(Entries from a dataset of interfaces)
○ ○ ○ ○ ○ ○ ○
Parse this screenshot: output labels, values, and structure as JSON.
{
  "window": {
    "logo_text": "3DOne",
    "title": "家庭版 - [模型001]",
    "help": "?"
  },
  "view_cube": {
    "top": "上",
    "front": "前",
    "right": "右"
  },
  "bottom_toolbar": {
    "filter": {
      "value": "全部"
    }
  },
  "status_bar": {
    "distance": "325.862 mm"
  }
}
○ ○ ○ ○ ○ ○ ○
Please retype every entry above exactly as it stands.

Parse this screenshot: output labels, values, and structure as JSON.
{
  "window": {
    "logo_text": "3DOne",
    "title": "家庭版 - [模型001]",
    "help": "?"
  },
  "view_cube": {
    "top": "上",
    "front": "前",
    "right": "右"
  },
  "bottom_toolbar": {
    "filter": {
      "value": "全部"
    }
  },
  "status_bar": {
    "distance": "325.862 mm"
  }
}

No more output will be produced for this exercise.